The numbers are in! And they are…


Well, I can’t quite say yet publicly, as they are still being refined and digested by the Direct Selling Association Research Committee. But we will be revealing and discussing industry performance at the upcoming DSA Annual Meeting in Austin, Texas June 3-5. And it will be a hot topic.

Direct selling, like many businesses, and retailing generally, is in a state of transition. This year, the numbers are an insight into that transition. After several years of introspection and transformation, it seems clear (to me at least) that our business model is poised to make the next big jump into the future.

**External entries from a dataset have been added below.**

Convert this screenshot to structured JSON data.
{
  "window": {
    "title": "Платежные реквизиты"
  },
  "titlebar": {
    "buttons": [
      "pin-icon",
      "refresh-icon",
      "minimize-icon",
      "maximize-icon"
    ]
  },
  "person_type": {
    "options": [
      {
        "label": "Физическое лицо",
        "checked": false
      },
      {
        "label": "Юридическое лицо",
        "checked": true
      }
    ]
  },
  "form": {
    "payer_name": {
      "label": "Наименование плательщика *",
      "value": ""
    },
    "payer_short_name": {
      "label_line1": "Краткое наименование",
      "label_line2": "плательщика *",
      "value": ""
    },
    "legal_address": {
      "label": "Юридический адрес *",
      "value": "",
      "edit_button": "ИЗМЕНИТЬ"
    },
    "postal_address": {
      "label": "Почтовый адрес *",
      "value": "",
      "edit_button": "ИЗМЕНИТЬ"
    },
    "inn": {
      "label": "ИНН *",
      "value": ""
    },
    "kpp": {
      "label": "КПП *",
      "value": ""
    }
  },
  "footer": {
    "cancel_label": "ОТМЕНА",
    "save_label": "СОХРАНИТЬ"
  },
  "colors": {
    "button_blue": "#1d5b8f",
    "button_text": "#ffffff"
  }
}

I have spent much of the last few weeks in detailed, individual discussions with many of direct selling’s leading thinkers—CEOs, mid-level on the ground executives, industry consultants, academic experts, Association Hall of Fame Award winners among them. One persistent thought I’ve had is that this is a transformational moment. What our industry does during the coming months will shape our future.

These discussions will continue in Austin as we explore “The Way Forward.” Questions to be engaged include:

  •  What do the recent challenges in party plan performance signal?
  • What do historically low unemployment rates mean for recruitment and retention?
  • How do we react to the immediate delivery demands of consumers spawned by the Amazon phenomenon?
  • How do we cope with unauthorized online sales? What are the most recent trends in immediate compensation for direct sellers?
  • How have and will Association efforts to improve the credibility and reputation of the model benefit us all in the continuing competition against other commerce, especially in the battle for product sales and individual sellers?
  • What do demographic trends portend for an aging salesforce, and how is technology changing the very face of direct selling?
  • How can direct sellers work together to meet these challenges, while still maintaining their individual competitive edge?
  • How will direct selling businesses incorporate the experience of non-direct selling organizations into their business models without sacrificing their core identities?

I can say this about the numbers. They paint a picture that reflects the optimism shared by the industry experts with whom I’ve spoken, as well as the uncertainty about how direct sellers will reach our predicted success.

The Association’s job is to serve as an industry advocate and cheerleader while identifying the necessary areas of growth and challenges we all face. I am truly optimistic about the future of this great business, but I am not hesitant to identify the areas we need to address to reach that future. Fortunately, the numbers are a strong indicator of where direct selling is and where we are going, and that clearly is the “way forward.”